From then on, you and your agency partner should fall into a nice rhythm - provided clear briefing from the get-go, and certain tools or systems to help you both fully align, communicate effectively, build solid relationships, and ultimately deliver great work.
So before considering working with an agency, ask yourself: can your business provide all of the clarity, resource, and systems to successfully collaborate with an agency, and maximise the value of that relationship?
Bloom is an award-winning brand marketing agency for high-growth tech scale-ups. Our work has been featured in the likes of The Independent, Sifted, and Startups Magazine, with clients listed in the UK's Top 5 Startups of the country. Book a call or get in touch here to find out what makes Bloom the tech industry's favourite agency.
The key benefits of working with an agency:
An agency is full of skilled marketers, strategists, creatives... all with years' of varied experience. Within an agency, there are people with different marketing skills and depths of knowledge, depending on the specialism. Each person can bring something to the table, greatly enhancing your existing marketing.
With a retained agency, you have your pre-made team acting almost like your outsourced marketing department. Their buy-in to your business and vision, plus the availability is something you may not be able to guarantee with freelancers or otherwise.
One of the selling points of working with an agency is the creativity they bring to your tech scale-up. With a fresh perspective, they will have different ways of viewing the same challenge, bringing new ideas to the table. They are also immersed in their own creative industry, taking cues from other brands to help add further value to your organisation.
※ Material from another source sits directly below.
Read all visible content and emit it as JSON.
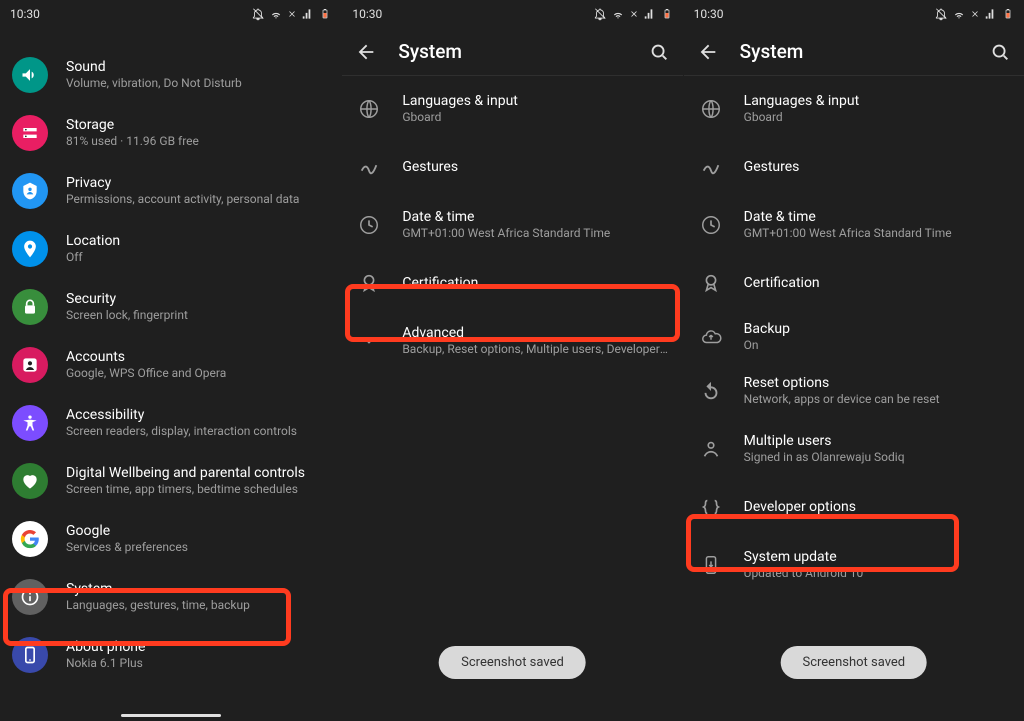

External marketing agencies are not influenced by biases or assumed knowledge so can get a clearer message across to your customers. They can offer a new perspective that your existing team may have not considered before.